Your instructions ::
What lines of the data include the string "this"? Copy them all.

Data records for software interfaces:
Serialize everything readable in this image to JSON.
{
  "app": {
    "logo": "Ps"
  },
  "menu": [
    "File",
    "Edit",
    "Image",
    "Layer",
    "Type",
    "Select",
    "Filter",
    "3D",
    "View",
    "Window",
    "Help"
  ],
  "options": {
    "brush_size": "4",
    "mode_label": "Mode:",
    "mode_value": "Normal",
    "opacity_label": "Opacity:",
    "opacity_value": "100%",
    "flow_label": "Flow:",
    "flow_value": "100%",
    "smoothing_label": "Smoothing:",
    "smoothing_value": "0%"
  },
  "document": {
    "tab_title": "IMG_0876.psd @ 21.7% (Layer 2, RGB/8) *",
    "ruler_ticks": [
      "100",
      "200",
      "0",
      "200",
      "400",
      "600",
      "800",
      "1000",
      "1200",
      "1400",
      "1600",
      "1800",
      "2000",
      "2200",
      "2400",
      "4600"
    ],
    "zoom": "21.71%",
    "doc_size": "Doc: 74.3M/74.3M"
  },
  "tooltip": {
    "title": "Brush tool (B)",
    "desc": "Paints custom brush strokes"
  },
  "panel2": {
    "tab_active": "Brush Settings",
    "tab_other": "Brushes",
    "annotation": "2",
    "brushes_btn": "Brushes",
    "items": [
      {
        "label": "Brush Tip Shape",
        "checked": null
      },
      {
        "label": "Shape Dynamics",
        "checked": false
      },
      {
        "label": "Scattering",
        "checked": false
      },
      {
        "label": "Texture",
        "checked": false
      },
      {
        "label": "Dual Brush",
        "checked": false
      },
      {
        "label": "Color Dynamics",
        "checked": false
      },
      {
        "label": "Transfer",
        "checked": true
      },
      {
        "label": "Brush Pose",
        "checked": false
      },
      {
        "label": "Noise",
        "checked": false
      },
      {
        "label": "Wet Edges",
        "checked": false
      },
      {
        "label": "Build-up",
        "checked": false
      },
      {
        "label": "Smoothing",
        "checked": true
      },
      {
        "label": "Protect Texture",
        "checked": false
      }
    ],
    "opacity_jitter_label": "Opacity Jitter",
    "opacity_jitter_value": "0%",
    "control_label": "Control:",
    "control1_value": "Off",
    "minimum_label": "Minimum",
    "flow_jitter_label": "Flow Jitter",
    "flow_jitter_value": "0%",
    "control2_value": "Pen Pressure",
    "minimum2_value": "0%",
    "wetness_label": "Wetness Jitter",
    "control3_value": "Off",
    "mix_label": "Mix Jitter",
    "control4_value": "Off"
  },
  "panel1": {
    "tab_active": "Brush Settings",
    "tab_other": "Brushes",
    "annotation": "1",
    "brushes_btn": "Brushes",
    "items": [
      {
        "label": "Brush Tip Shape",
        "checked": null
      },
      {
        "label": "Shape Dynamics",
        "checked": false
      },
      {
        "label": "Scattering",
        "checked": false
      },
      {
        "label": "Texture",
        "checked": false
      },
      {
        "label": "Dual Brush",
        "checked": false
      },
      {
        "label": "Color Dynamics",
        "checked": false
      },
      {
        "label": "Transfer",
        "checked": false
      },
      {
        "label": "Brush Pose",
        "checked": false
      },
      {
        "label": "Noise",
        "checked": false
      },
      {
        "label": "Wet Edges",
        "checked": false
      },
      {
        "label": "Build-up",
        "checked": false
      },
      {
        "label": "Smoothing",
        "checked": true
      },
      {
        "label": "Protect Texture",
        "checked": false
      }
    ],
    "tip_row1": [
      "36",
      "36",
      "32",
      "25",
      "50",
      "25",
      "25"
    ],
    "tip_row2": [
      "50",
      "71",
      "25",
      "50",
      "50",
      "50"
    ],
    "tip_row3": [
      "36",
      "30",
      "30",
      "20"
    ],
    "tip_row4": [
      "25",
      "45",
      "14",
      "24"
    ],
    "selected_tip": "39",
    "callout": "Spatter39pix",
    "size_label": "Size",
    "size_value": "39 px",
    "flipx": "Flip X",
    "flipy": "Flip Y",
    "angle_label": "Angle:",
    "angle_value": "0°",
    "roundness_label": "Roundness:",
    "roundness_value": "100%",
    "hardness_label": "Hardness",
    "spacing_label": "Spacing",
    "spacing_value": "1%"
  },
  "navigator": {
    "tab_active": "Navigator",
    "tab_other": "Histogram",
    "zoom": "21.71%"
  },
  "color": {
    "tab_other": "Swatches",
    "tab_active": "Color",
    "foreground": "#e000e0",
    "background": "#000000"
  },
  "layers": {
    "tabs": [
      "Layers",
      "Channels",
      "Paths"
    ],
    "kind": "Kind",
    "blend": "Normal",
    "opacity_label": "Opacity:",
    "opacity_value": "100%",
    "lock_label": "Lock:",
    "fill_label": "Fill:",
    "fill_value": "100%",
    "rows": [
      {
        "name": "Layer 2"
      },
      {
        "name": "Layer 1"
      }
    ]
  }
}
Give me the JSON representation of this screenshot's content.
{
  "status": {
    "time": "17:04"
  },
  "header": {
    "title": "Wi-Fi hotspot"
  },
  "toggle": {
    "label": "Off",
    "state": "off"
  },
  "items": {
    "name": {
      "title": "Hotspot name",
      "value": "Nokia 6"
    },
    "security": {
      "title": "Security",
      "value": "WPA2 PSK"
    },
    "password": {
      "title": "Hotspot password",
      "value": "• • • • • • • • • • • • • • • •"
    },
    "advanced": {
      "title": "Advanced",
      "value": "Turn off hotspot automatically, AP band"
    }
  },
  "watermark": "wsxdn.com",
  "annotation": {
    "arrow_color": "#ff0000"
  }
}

Exercise answer ::
Serialize everything readable in this image to JSON.
Give me the JSON representation of this screenshot's content.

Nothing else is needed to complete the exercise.